▸ Work task
Among the entries, find the lines with the string "head" and report them.

[Website and app data records]
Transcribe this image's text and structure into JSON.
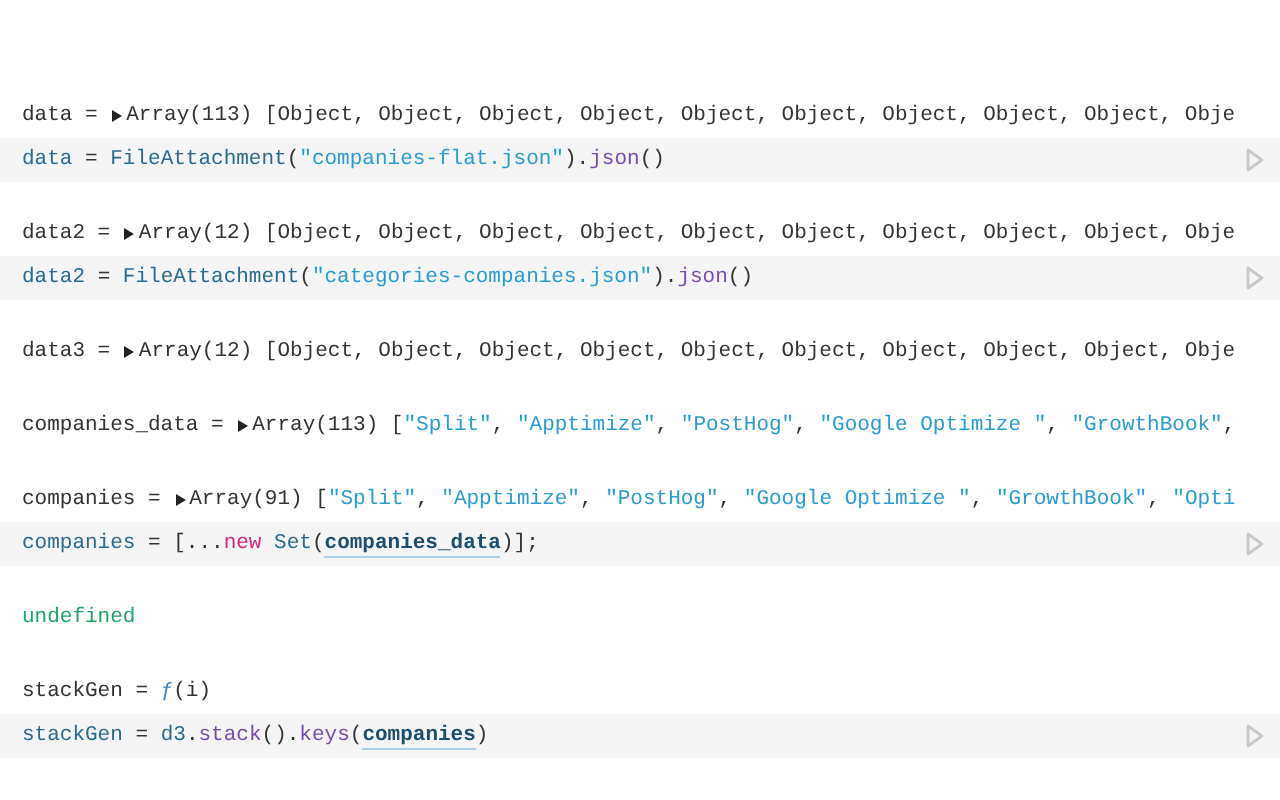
{
  "cells": [
    {
      "output": {
        "head": "data = ",
        "expanded": false,
        "body": [
          {
            "text": "Array(113) [Object, Object, Object, Object, Object, Object, Object, Object, Object, Obje",
            "kind": "plain"
          }
        ]
      },
      "code": [
        {
          "text": "data",
          "kind": "def"
        },
        {
          "text": " = ",
          "kind": "plain"
        },
        {
          "text": "FileAttachment",
          "kind": "name"
        },
        {
          "text": "(",
          "kind": "plain"
        },
        {
          "text": "\"companies-flat.json\"",
          "kind": "string"
        },
        {
          "text": ").",
          "kind": "plain"
        },
        {
          "text": "json",
          "kind": "method"
        },
        {
          "text": "()",
          "kind": "plain"
        }
      ]
    },
    {
      "output": {
        "head": "data2 = ",
        "expanded": false,
        "body": [
          {
            "text": "Array(12) [Object, Object, Object, Object, Object, Object, Object, Object, Object, Obje",
            "kind": "plain"
          }
        ]
      },
      "code": [
        {
          "text": "data2",
          "kind": "def"
        },
        {
          "text": " = ",
          "kind": "plain"
        },
        {
          "text": "FileAttachment",
          "kind": "name"
        },
        {
          "text": "(",
          "kind": "plain"
        },
        {
          "text": "\"categories-companies.json\"",
          "kind": "string"
        },
        {
          "text": ").",
          "kind": "plain"
        },
        {
          "text": "json",
          "kind": "method"
        },
        {
          "text": "()",
          "kind": "plain"
        }
      ]
    },
    {
      "output": {
        "head": "data3 = ",
        "expanded": false,
        "body": [
          {
            "text": "Array(12) [Object, Object, Object, Object, Object, Object, Object, Object, Object, Obje",
            "kind": "plain"
          }
        ]
      }
    },
    {
      "output": {
        "head": "companies_data = ",
        "expanded": false,
        "body": [
          {
            "text": "Array(113) [",
            "kind": "plain"
          },
          {
            "text": "\"Split\"",
            "kind": "string"
          },
          {
            "text": ", ",
            "kind": "plain"
          },
          {
            "text": "\"Apptimize\"",
            "kind": "string"
          },
          {
            "text": ", ",
            "kind": "plain"
          },
          {
            "text": "\"PostHog\"",
            "kind": "string"
          },
          {
            "text": ", ",
            "kind": "plain"
          },
          {
            "text": "\"Google Optimize \"",
            "kind": "string"
          },
          {
            "text": ", ",
            "kind": "plain"
          },
          {
            "text": "\"GrowthBook\"",
            "kind": "string"
          },
          {
            "text": ",",
            "kind": "plain"
          }
        ]
      }
    },
    {
      "output": {
        "head": "companies = ",
        "expanded": false,
        "body": [
          {
            "text": "Array(91) [",
            "kind": "plain"
          },
          {
            "text": "\"Split\"",
            "kind": "string"
          },
          {
            "text": ", ",
            "kind": "plain"
          },
          {
            "text": "\"Apptimize\"",
            "kind": "string"
          },
          {
            "text": ", ",
            "kind": "plain"
          },
          {
            "text": "\"PostHog\"",
            "kind": "string"
          },
          {
            "text": ", ",
            "kind": "plain"
          },
          {
            "text": "\"Google Optimize \"",
            "kind": "string"
          },
          {
            "text": ", ",
            "kind": "plain"
          },
          {
            "text": "\"GrowthBook\"",
            "kind": "string"
          },
          {
            "text": ", ",
            "kind": "plain"
          },
          {
            "text": "\"Opti",
            "kind": "string"
          }
        ]
      },
      "code": [
        {
          "text": "companies",
          "kind": "def"
        },
        {
          "text": " = [...",
          "kind": "plain"
        },
        {
          "text": "new",
          "kind": "keyword"
        },
        {
          "text": " Set",
          "kind": "name"
        },
        {
          "text": "(",
          "kind": "plain"
        },
        {
          "text": "companies_data",
          "kind": "ref"
        },
        {
          "text": ")];",
          "kind": "plain"
        }
      ]
    },
    {
      "output": {
        "body": [
          {
            "text": "undefined",
            "kind": "undefined"
          }
        ]
      }
    },
    {
      "output": {
        "head": "stackGen = ",
        "body": [
          {
            "text": "ƒ",
            "kind": "fn"
          },
          {
            "text": "(i)",
            "kind": "plain"
          }
        ]
      },
      "code": [
        {
          "text": "stackGen",
          "kind": "def"
        },
        {
          "text": " = ",
          "kind": "plain"
        },
        {
          "text": "d3",
          "kind": "name"
        },
        {
          "text": ".",
          "kind": "plain"
        },
        {
          "text": "stack",
          "kind": "method"
        },
        {
          "text": "().",
          "kind": "plain"
        },
        {
          "text": "keys",
          "kind": "method"
        },
        {
          "text": "(",
          "kind": "plain"
        },
        {
          "text": "companies",
          "kind": "ref"
        },
        {
          "text": ")",
          "kind": "plain"
        }
      ]
    }
  ]
}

▸ Exercise response
        "head": "data = ",
        "head": "data2 = ",
        "head": "data3 = ",
        "head": "companies_data = ",
        "head": "companies = ",
        "head": "stackGen = ",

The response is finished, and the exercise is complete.